As I read the opening of parashat B’shalach this year, memories of the Death March bubbled up. Exodus 13:17-22 has much to teach a Scout about leading by guiding.
It’s unclear from the text how much forethought Moses had put into the question, “Where will we go after we escape?” But God was ready; God would serve as the divine Guide for the Israelites’ long walk. “Now when Pharaoh let the people go, God did not lead them by way of the land of the Philistines, although it was nearer; for God said, ‘The people may have a change of heart when they see war, and return to Egypt.’ So God led the people roundabout, by way of the Wilderness at the Sea of Reeds.”
The first divine lesson of guiding is “know well whom you are leading.” A good guide sizes up those under his or her care, anticipates their response to challenges along the way, and before anyone moves makes gut decisions about what they can and can’t handle.
Next, we read that “Moses took with him the bones of Joseph …” to fulfill a promise made earlier.. This is the second nugget of wisdom for guides: respect the unusual requests of those in your party. Let them bring their bones with them.
Finally, we read that “The Lord went before them in a pillar of cloud by day, to guide them along the way, and in a pillar of fire by night, to give them light, that they might travel day and night. The pillar of cloud by day and the pillar of fire by night did not depart from before the people.”
Here we learn that guiding is a 24/7 job, kind of like parenting.
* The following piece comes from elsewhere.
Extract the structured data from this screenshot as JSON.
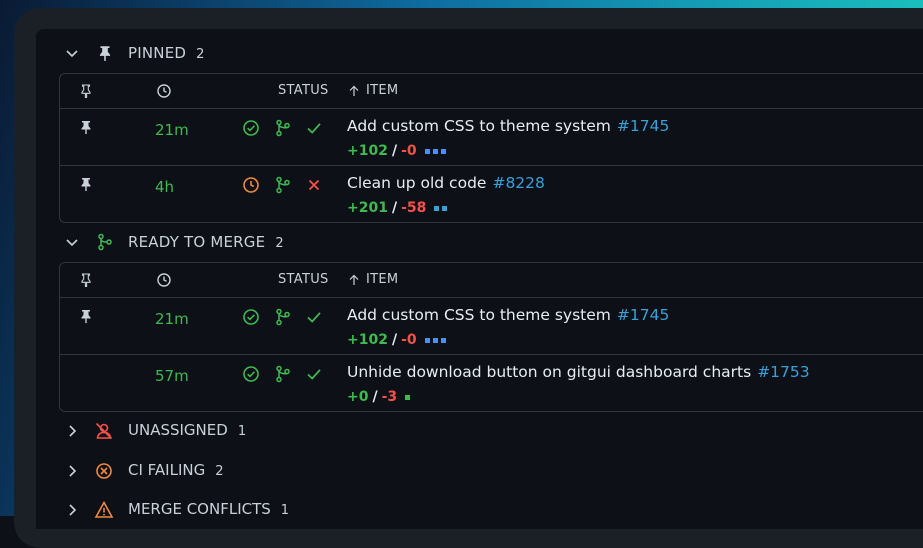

Those you lead are under your constant care until you arrive at the destination. And more than that: How reassuring it must have been to the Israelites to have these two visible divine cues as they wandered into the unknown, day after day. Can you imagine what entering the Wilderness might have felt like if they did not believe God was guiding them? That is the deeply powerful, and spiritual, role of the guide. The right guide at the right moment empowers us to achieve what we never could without the guide. Quite literally, without a guide, we would be lost.
As you read B’shalach this year, ask yourself: What can we learn about guiding well – by imitating the divine Guide?
Rabbi Justus Baird